My journey is nowhere near complete, as I still need to update my passport, bank accounts, and medical records, but I don't think any of those should be quite as labor intensive as this part has been.
My findings through all of this, first and foremost, is that a little research is your best friend. Look online for your answers, and if you can't find them, call. Wait on hold for 20 minutes if you have to, but find out before you go. It's so much easier than wasting a day just to find out that you don't have any of the correct paperwork/documentation. Not to mention that it saves you the additional heartache. It also keeps places from being bogged down just by wasting time figuring out that they can't do anything for you...just saying!
Furthermore, if you can fill out paperwork online and bring in the printed version, it'll save a TON of time. Those places appreciated preparedness, since all they deal with is people who can't get their stuff together to save their lives. When dealing with the people at these places, be assertive to ensure that you're getting what you need, but for goodness sake, don't cop an attitude with them! They are regular people just like the rest of us, and I know that I don't like when people are rude to me. They have to deal with people asking them the same questions over and over all day. (Also used to that one as a teacher...one of my biggest pet peeves!) They get worn down and ragged. Listen to what they have to say, as they're ultimately just trying to help you get in and out. But seriously, an attitude will get you nowhere, besides possibly escorted out by a trooper, like the girl I mentioned earlier.

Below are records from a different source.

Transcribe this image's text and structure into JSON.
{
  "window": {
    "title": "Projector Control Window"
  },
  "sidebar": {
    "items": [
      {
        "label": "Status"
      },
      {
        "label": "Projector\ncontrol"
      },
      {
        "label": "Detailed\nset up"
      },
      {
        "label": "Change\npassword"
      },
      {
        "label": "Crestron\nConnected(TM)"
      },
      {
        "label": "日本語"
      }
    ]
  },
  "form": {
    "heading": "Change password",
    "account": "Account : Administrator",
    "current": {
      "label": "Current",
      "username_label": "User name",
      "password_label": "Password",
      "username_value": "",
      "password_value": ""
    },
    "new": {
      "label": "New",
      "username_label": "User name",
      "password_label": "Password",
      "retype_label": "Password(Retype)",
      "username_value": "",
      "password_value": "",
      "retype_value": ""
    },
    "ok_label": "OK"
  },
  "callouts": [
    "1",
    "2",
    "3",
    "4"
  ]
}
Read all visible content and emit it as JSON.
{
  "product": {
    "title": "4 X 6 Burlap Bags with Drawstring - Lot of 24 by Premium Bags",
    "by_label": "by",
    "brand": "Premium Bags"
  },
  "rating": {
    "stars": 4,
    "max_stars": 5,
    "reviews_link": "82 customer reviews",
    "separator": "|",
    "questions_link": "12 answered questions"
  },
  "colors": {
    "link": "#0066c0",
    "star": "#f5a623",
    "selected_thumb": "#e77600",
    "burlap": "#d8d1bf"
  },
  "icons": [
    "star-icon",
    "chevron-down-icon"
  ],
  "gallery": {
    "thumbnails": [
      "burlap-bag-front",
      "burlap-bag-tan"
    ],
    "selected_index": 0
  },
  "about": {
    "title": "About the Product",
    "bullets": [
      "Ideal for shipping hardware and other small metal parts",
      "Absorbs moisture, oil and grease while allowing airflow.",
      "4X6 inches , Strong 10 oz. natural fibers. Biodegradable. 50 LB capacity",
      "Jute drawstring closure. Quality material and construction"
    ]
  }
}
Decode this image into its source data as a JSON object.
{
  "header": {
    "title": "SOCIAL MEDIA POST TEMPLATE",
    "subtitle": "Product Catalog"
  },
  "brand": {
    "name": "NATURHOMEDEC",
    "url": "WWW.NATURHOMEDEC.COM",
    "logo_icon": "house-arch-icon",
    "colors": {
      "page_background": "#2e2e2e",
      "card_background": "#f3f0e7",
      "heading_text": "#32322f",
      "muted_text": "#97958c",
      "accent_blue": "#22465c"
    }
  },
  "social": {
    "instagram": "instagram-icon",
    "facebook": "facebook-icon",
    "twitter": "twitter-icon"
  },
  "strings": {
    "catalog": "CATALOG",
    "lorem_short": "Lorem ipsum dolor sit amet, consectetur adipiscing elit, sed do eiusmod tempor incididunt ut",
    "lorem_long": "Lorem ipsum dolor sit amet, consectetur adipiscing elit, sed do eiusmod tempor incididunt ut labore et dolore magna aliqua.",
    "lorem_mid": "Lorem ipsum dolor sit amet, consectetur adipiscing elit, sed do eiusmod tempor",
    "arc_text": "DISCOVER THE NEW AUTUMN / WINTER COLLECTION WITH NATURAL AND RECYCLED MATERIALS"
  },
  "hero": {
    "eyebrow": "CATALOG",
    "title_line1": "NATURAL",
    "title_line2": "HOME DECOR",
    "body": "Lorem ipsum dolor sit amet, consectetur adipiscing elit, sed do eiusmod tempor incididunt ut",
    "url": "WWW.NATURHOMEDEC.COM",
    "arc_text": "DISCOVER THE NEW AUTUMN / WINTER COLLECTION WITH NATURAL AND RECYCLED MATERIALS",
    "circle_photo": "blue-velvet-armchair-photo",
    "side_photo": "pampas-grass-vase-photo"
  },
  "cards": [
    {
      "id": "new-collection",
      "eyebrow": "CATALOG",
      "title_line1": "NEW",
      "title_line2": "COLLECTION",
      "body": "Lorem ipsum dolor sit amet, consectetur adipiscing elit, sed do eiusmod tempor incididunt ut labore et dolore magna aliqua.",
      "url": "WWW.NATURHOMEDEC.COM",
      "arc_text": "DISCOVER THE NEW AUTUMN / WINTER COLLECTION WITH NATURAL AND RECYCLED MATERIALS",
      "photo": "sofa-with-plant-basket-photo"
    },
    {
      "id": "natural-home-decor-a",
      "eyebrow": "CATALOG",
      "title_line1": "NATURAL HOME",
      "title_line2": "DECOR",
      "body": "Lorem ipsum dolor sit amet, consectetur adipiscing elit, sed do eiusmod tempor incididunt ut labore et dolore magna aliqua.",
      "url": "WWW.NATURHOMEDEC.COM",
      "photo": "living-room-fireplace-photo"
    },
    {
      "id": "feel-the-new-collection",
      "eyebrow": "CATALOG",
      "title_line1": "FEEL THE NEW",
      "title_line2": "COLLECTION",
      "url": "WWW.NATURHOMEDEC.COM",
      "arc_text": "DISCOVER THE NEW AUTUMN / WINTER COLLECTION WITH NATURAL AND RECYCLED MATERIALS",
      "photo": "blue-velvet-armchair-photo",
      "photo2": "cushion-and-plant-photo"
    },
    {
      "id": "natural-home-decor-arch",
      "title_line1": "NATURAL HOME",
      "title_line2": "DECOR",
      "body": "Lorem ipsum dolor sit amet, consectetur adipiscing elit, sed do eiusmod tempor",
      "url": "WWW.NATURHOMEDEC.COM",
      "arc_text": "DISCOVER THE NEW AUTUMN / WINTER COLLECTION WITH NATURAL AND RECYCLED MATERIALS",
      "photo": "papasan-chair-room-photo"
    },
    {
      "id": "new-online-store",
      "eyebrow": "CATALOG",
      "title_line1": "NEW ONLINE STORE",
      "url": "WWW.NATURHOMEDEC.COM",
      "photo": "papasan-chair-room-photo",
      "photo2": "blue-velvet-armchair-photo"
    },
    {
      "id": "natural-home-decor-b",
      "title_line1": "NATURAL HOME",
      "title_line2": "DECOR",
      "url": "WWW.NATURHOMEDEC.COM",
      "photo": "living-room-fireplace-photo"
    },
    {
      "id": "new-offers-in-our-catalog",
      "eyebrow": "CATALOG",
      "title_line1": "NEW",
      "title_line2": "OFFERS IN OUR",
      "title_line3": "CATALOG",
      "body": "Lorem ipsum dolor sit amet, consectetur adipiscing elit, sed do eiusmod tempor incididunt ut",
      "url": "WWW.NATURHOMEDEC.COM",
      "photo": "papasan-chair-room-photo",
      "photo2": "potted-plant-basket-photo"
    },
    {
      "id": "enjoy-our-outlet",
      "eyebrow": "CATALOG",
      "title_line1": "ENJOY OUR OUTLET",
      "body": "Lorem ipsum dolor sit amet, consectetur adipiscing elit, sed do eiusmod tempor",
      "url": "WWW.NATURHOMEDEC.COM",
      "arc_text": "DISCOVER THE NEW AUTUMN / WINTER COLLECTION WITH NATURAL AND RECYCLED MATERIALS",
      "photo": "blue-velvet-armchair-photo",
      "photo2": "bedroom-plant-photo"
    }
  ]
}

The most valuable thing I've learned amid all of this is that there is power in talking to people. Most of us are so guilty (myself included) of hiding from that and burying ourselves in our devices. I heard an interesting homily last weekend in which my priest told us, "We have smart TVs, smart tablets, smart phones, even smart watches. Yet, here we are, becoming dumber. We look to our devices to solve our problems, but ultimately that power has to come from within us." Don't be afraid to strike up a conversation with people around you. For me, it has shown me that most people really are good at heart. We have far more similarities than we do differences, which we'd know if we took the time to actually talk (and listen!) to people around us. We don't have to learn their life stories, but we can share a little bit. We should especially strive to talk to others whose culture, opinions, etc. differ from ours. There is power in good, civil face-to-face dialogue. It is affirming in many ways, and we all have something to learn from each other. I could actually go on and on about this very topic, but I'll spare you for now.
Onward I go on the path of changing my name!